- _Aim of the exercise_
Examine the material below. Gather every line in which the string "handle" appears.

- _Listed entries_
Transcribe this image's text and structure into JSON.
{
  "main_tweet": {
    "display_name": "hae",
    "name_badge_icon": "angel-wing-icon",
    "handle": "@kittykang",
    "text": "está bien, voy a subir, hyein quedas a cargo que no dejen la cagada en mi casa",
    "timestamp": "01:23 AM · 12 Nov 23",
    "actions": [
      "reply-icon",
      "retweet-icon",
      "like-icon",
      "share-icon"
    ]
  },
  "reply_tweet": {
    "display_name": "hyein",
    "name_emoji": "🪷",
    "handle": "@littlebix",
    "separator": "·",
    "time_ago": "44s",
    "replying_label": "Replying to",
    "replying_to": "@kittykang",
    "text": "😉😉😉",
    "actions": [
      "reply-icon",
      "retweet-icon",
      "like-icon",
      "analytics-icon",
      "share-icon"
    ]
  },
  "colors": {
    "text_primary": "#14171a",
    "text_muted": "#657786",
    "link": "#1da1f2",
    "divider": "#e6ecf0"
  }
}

- _Exercise response_
    "handle": "@kittykang",
    "handle": "@littlebix",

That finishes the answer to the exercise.